Like all academics, I’m a curious person and like to read stuff in my areas of interest for no particular purpose – other than idle nerdery. I want to record some of this reading, but I don’t want to invest too much effort in the note taking process. Notes with no obvious purpose are the most difficult to manage. They are why a database still has a place in your arsenal of organising tools. In fact, you’ll probably need more than one database tool to manage academic work.

I use Pocket to clip things from the web and I don’t even bother tagging or filing this information. I indiscriminately grab everything interesting, then run a search in there if I have a specific problem to solve. I am still using OmniFocus to organise my email and projects, and I use the notes pane there to take notes of meetings.

I use Notion to keep my professional contact list organised. I think this is the best of the structured databases I’ve tried because it’s essentially a personal wikipedia.

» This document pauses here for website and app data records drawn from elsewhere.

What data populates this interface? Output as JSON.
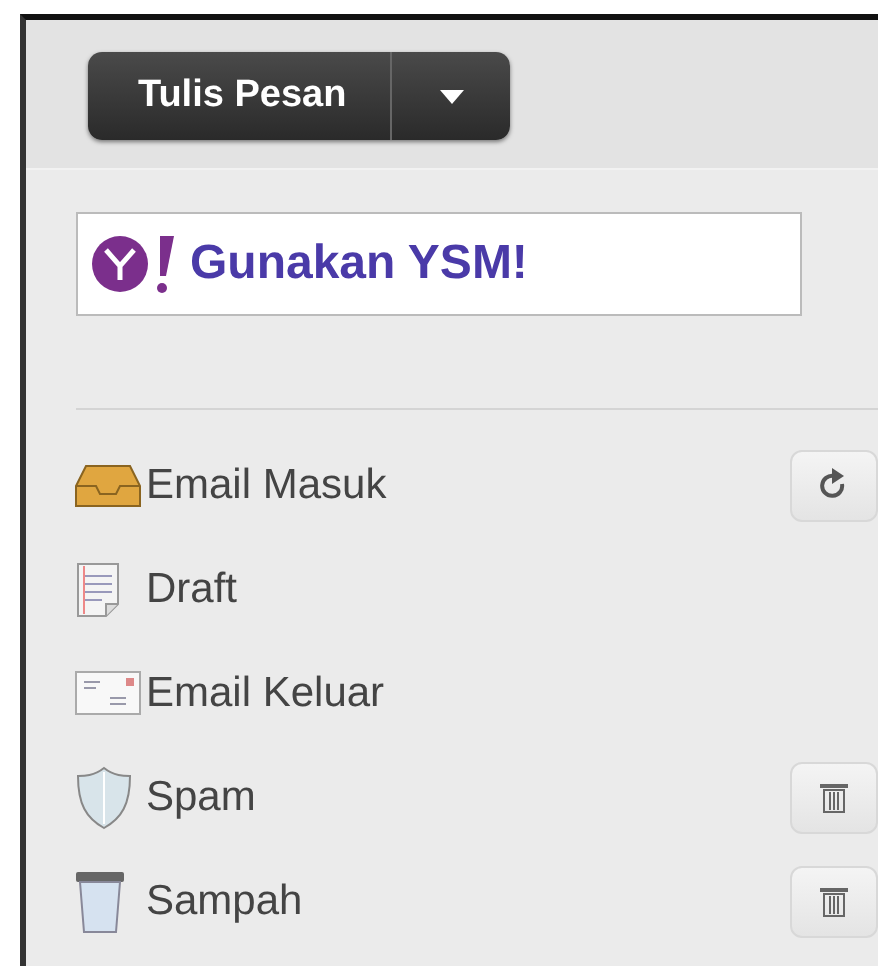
{
  "compose": {
    "label": "Tulis Pesan"
  },
  "ad": {
    "text": "Gunakan YSM!"
  },
  "folders": [
    {
      "label": "Email Masuk"
    },
    {
      "label": "Draft"
    },
    {
      "label": "Email Keluar"
    },
    {
      "label": "Spam"
    },
    {
      "label": "Sampah"
    }
  ]
}
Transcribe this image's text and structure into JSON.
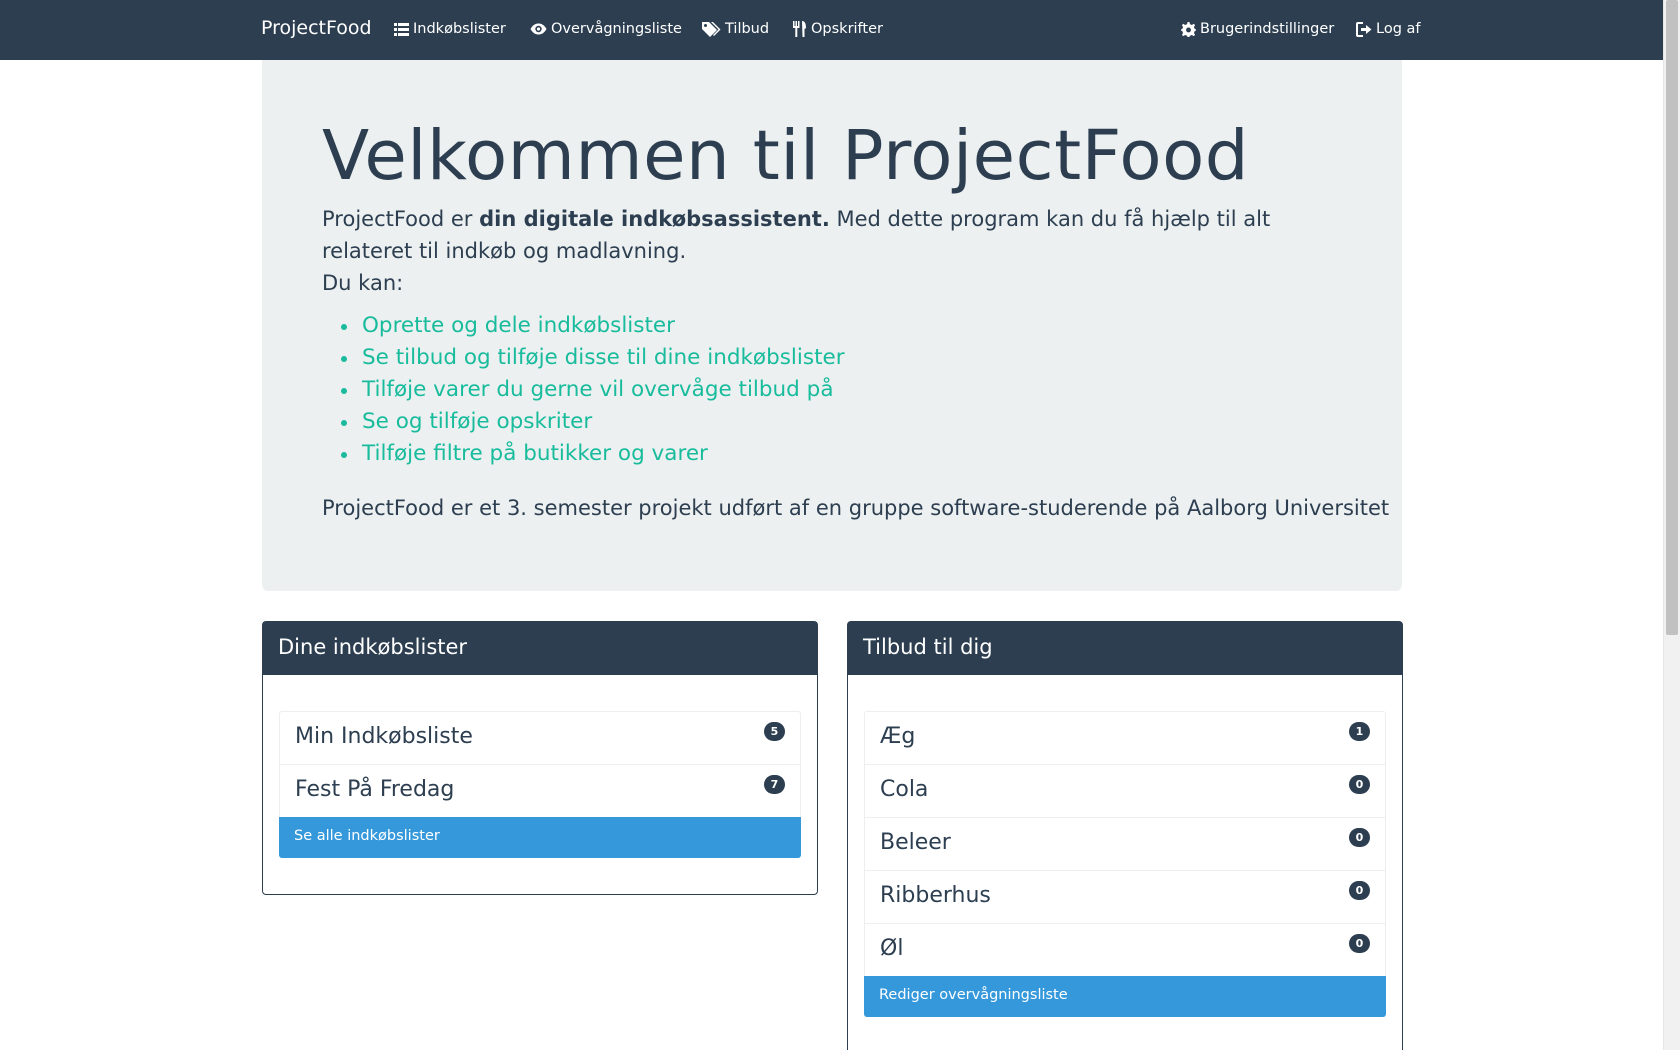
{
  "navbar": {
    "brand": "ProjectFood",
    "links": [
      {
        "label": "Indkøbslister",
        "icon": "list-icon"
      },
      {
        "label": "Overvågningsliste",
        "icon": "eye-icon"
      },
      {
        "label": "Tilbud",
        "icon": "tags-icon"
      },
      {
        "label": "Opskrifter",
        "icon": "cutlery-icon"
      }
    ],
    "right_links": [
      {
        "label": "Brugerindstillinger",
        "icon": "gear-icon"
      },
      {
        "label": "Log af",
        "icon": "logout-icon"
      }
    ]
  },
  "jumbotron": {
    "title": "Velkommen til ProjectFood",
    "intro_prefix": "ProjectFood er ",
    "intro_bold": "din digitale indkøbsassistent.",
    "intro_suffix": " Med dette program kan du få hjælp til alt relateret til indkøb og madlavning.",
    "you_can": "Du kan:",
    "features": [
      "Oprette og dele indkøbslister",
      "Se tilbud og tilføje disse til dine indkøbslister",
      "Tilføje varer du gerne vil overvåge tilbud på",
      "Se og tilføje opskriter",
      "Tilføje filtre på butikker og varer"
    ],
    "footer": "ProjectFood er et 3. semester projekt udført af en gruppe software-studerende på Aalborg Universitet"
  },
  "shopping_panel": {
    "title": "Dine indkøbslister",
    "items": [
      {
        "name": "Min Indkøbsliste",
        "count": "5"
      },
      {
        "name": "Fest På Fredag",
        "count": "7"
      }
    ],
    "action_label": "Se alle indkøbslister"
  },
  "offers_panel": {
    "title": "Tilbud til dig",
    "items": [
      {
        "name": "Æg",
        "count": "1"
      },
      {
        "name": "Cola",
        "count": "0"
      },
      {
        "name": "Beleer",
        "count": "0"
      },
      {
        "name": "Ribberhus",
        "count": "0"
      },
      {
        "name": "Øl",
        "count": "0"
      }
    ],
    "action_label": "Rediger overvågningsliste"
  },
  "colors": {
    "primary": "#2c3e50",
    "success": "#18bc9c",
    "info": "#3498db",
    "jumbotron_bg": "#ecf0f1"
  }
}
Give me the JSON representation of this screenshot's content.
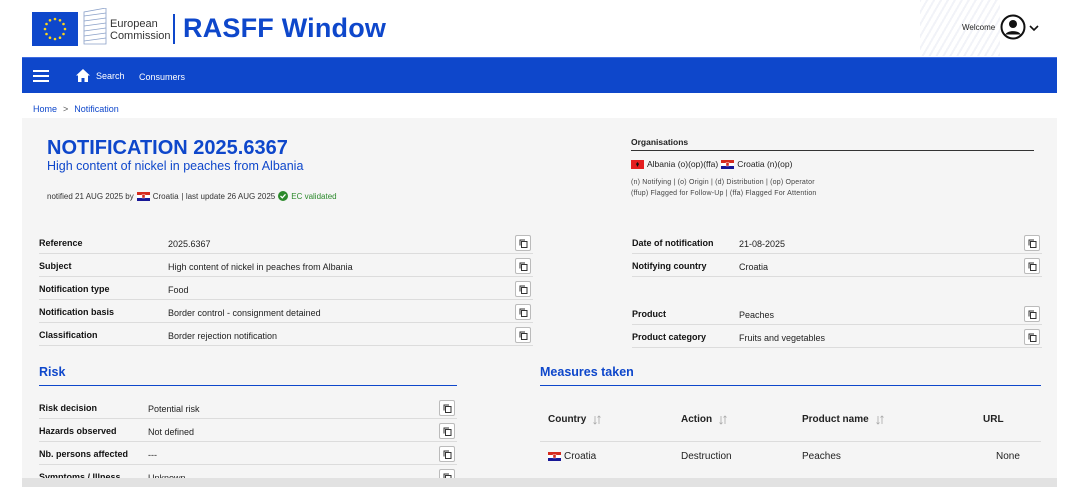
{
  "header": {
    "org_line1": "European",
    "org_line2": "Commission",
    "app_title": "RASFF Window",
    "welcome": "Welcome"
  },
  "nav": {
    "search_label": "Search",
    "consumers_label": "Consumers"
  },
  "breadcrumb": {
    "home": "Home",
    "separator": ">",
    "current": "Notification"
  },
  "notification": {
    "title": "NOTIFICATION 2025.6367",
    "subtitle": "High content of nickel in peaches from Albania",
    "meta_notified": "notified 21 AUG 2025 by",
    "meta_country": "Croatia",
    "meta_update": "| last update 26 AUG 2025",
    "meta_validated": "EC validated"
  },
  "organisations": {
    "heading": "Organisations",
    "country1": "Albania (o)(op)(ffa)",
    "country2": "Croatia (n)(op)",
    "legend1": "(n) Notifying | (o) Origin | (d) Distribution | (op) Operator",
    "legend2": "(ffup) Flagged for Follow-Up | (ffa) Flagged For Attention"
  },
  "details_left": [
    {
      "label": "Reference",
      "value": "2025.6367"
    },
    {
      "label": "Subject",
      "value": "High content of nickel in peaches from Albania"
    },
    {
      "label": "Notification type",
      "value": "Food"
    },
    {
      "label": "Notification basis",
      "value": "Border control - consignment detained"
    },
    {
      "label": "Classification",
      "value": "Border rejection notification"
    }
  ],
  "details_right": [
    {
      "label": "Date of notification",
      "value": "21-08-2025"
    },
    {
      "label": "Notifying country",
      "value": "Croatia"
    },
    {
      "label": "Product",
      "value": "Peaches"
    },
    {
      "label": "Product category",
      "value": "Fruits and vegetables"
    }
  ],
  "risk": {
    "heading": "Risk",
    "rows": [
      {
        "label": "Risk decision",
        "value": "Potential risk"
      },
      {
        "label": "Hazards observed",
        "value": "Not defined"
      },
      {
        "label": "Nb. persons affected",
        "value": "---"
      },
      {
        "label": "Symptoms / Illness",
        "value": "Unknown"
      }
    ]
  },
  "measures": {
    "heading": "Measures taken",
    "columns": [
      "Country",
      "Action",
      "Product name",
      "URL"
    ],
    "rows": [
      {
        "country": "Croatia",
        "action": "Destruction",
        "product": "Peaches",
        "url": "None"
      }
    ]
  },
  "colors": {
    "brand_blue": "#0e47cb",
    "validated_green": "#2c8a2c"
  },
  "icons": {
    "menu": "hamburger-icon",
    "home": "home-icon",
    "user": "user-circle-icon",
    "copy": "copy-icon",
    "sort": "sort-icon",
    "check": "check-circle-icon"
  }
}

I don’t use Notion for my own notes as I have gone back to hand writing (see below), but if you hate hand writing, like my son, it’s worth a try. I introduced Thesiswhisperer Jnr to Notion when he started Uni and he happily uses it for all his lecture notes. I have observed him turning these notes into writing and it seems to work well for that purpose.

For a long time I used Endnote for random thoughts and ideas, but lately retired it because paper works just as well –  maybe even better (gasp!). My friend and ‘On the Reg’ Podcast colleague, Dr Jason Downs started using the Bullet Journal method or #bujo. I always copy Jason, so I bought myself a notebook, sharpened a pencil and got to work.

I’ve found the #bujo extremely useful for jotting notes, drawing diagrams and maintaining daily to do lists. I often write notes in there that I end up transfering into presentations and papers. It’s not the purpose of this post to tell you exactly how to implement the #bujo method for yourself. There are vast amounts written about it and some helpful videos on the Bullet Journal Youtube channel, like this one:

My only #bujo suggestion is to start simply.

The key difference between the #bujo and a normal notebookis that a #bujo has numbered pages and an index at the front. Even if you only implement this page numbering principle, it will make your notebooks 1000 times more useful and no longer the place where ideas go to die! If you want to hear more about the #bujo method, tune in to the On The Reg podcast that was released in early April – Jason and I discuss it at length.

I hope this extended meditation on the note taking process was useful for you. I’m interested in your hacks and solutions so I’ve turned the comments on for this one. If you are interested in sharing your own hacks, or chat to me on Twitter.

In note taking solidarity!